* **Exercise details**: Each line below that contains "title" counts once; report the total and nothing more.

# # #

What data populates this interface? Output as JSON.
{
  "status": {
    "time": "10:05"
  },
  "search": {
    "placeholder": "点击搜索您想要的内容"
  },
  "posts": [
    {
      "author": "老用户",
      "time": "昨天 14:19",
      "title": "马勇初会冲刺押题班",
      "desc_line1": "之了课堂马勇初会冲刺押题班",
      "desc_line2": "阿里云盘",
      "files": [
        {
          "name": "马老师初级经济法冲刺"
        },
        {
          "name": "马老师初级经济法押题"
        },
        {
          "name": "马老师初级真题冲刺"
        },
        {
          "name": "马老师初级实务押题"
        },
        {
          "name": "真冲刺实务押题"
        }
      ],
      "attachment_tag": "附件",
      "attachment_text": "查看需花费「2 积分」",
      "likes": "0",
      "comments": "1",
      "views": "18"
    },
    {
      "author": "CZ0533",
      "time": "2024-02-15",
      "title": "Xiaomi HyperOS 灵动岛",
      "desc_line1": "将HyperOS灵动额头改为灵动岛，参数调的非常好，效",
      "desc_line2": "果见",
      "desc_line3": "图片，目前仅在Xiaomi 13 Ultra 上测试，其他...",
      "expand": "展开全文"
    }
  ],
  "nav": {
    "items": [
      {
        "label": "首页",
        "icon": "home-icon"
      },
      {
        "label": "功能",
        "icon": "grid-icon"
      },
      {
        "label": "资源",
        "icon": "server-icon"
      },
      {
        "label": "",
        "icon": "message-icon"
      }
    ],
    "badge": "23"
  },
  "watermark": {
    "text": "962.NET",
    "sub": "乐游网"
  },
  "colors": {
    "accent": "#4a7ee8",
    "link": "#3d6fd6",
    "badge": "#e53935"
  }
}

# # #

* **Task answer**: 2